● **Problem**
Each line below should be repeated exactly, but no picture should be carried over.

Component data from apps and pages:
------------------------------

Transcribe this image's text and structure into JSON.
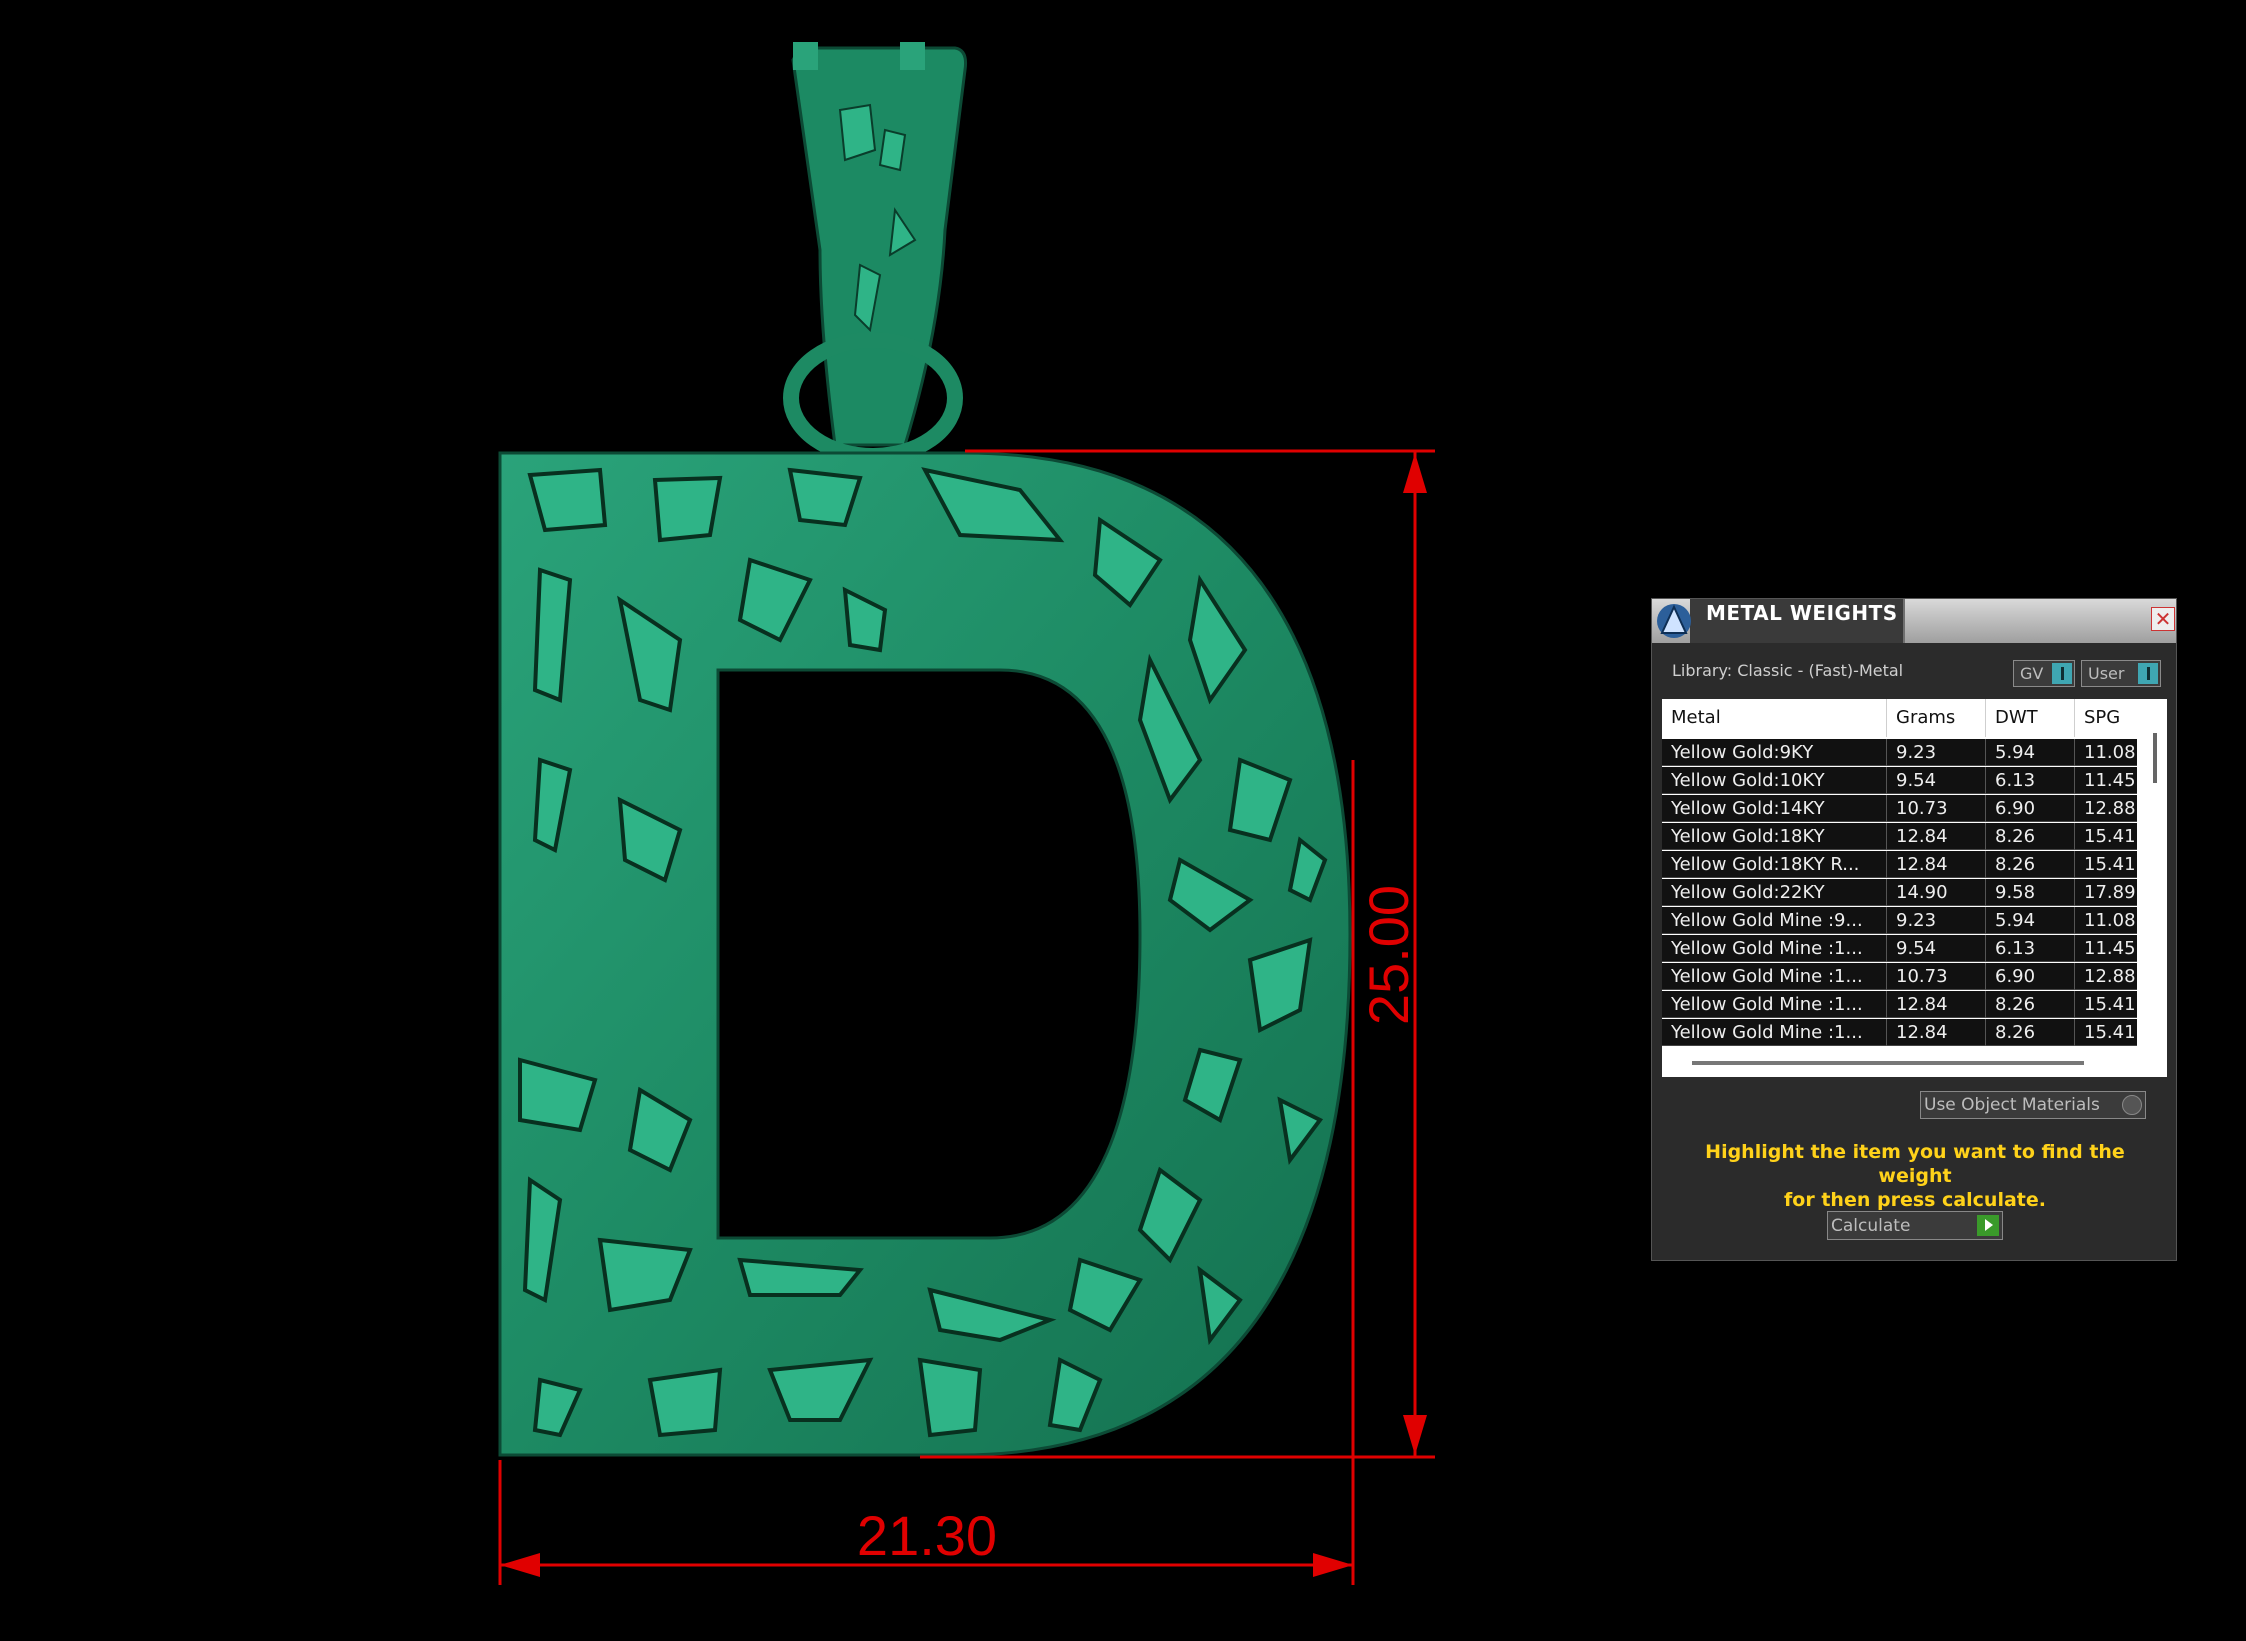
{
  "dimensions": {
    "width_label": "21.30",
    "height_label": "25.00"
  },
  "colors": {
    "background": "#000000",
    "model": "#1f8f68",
    "dimension": "#e00000",
    "hint": "#ffd21a"
  },
  "panel": {
    "title": "METAL WEIGHTS",
    "close_glyph": "✕",
    "library": "Library: Classic - (Fast)-Metal",
    "toggle_gv": "GV",
    "toggle_user": "User",
    "columns": [
      "Metal",
      "Grams",
      "DWT",
      "SPG"
    ],
    "rows": [
      [
        "Yellow Gold:9KY",
        "9.23",
        "5.94",
        "11.08"
      ],
      [
        "Yellow Gold:10KY",
        "9.54",
        "6.13",
        "11.45"
      ],
      [
        "Yellow Gold:14KY",
        "10.73",
        "6.90",
        "12.88"
      ],
      [
        "Yellow Gold:18KY",
        "12.84",
        "8.26",
        "15.41"
      ],
      [
        "Yellow Gold:18KY R...",
        "12.84",
        "8.26",
        "15.41"
      ],
      [
        "Yellow Gold:22KY",
        "14.90",
        "9.58",
        "17.89"
      ],
      [
        "Yellow Gold Mine :9...",
        "9.23",
        "5.94",
        "11.08"
      ],
      [
        "Yellow Gold Mine :1...",
        "9.54",
        "6.13",
        "11.45"
      ],
      [
        "Yellow Gold Mine :1...",
        "10.73",
        "6.90",
        "12.88"
      ],
      [
        "Yellow Gold Mine :1...",
        "12.84",
        "8.26",
        "15.41"
      ],
      [
        "Yellow Gold Mine :1...",
        "12.84",
        "8.26",
        "15.41"
      ]
    ],
    "use_object_materials": "Use Object Materials",
    "hint_line1": "Highlight the item you want to find the weight",
    "hint_line2": "for then press calculate.",
    "calculate": "Calculate"
  }
}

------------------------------

● **Solution for this task**
Transcribe this image's text and structure into JSON.
{
  "dimensions": {
    "width_label": "21.30",
    "height_label": "25.00"
  },
  "colors": {
    "background": "#000000",
    "model": "#1f8f68",
    "dimension": "#e00000",
    "hint": "#ffd21a"
  },
  "panel": {
    "title": "METAL WEIGHTS",
    "close_glyph": "✕",
    "library": "Library: Classic - (Fast)-Metal",
    "toggle_gv": "GV",
    "toggle_user": "User",
    "columns": [
      "Metal",
      "Grams",
      "DWT",
      "SPG"
    ],
    "rows": [
      [
        "Yellow Gold:9KY",
        "9.23",
        "5.94",
        "11.08"
      ],
      [
        "Yellow Gold:10KY",
        "9.54",
        "6.13",
        "11.45"
      ],
      [
        "Yellow Gold:14KY",
        "10.73",
        "6.90",
        "12.88"
      ],
      [
        "Yellow Gold:18KY",
        "12.84",
        "8.26",
        "15.41"
      ],
      [
        "Yellow Gold:18KY R...",
        "12.84",
        "8.26",
        "15.41"
      ],
      [
        "Yellow Gold:22KY",
        "14.90",
        "9.58",
        "17.89"
      ],
      [
        "Yellow Gold Mine :9...",
        "9.23",
        "5.94",
        "11.08"
      ],
      [
        "Yellow Gold Mine :1...",
        "9.54",
        "6.13",
        "11.45"
      ],
      [
        "Yellow Gold Mine :1...",
        "10.73",
        "6.90",
        "12.88"
      ],
      [
        "Yellow Gold Mine :1...",
        "12.84",
        "8.26",
        "15.41"
      ],
      [
        "Yellow Gold Mine :1...",
        "12.84",
        "8.26",
        "15.41"
      ]
    ],
    "use_object_materials": "Use Object Materials",
    "hint_line1": "Highlight the item you want to find the weight",
    "hint_line2": "for then press calculate.",
    "calculate": "Calculate"
  }
}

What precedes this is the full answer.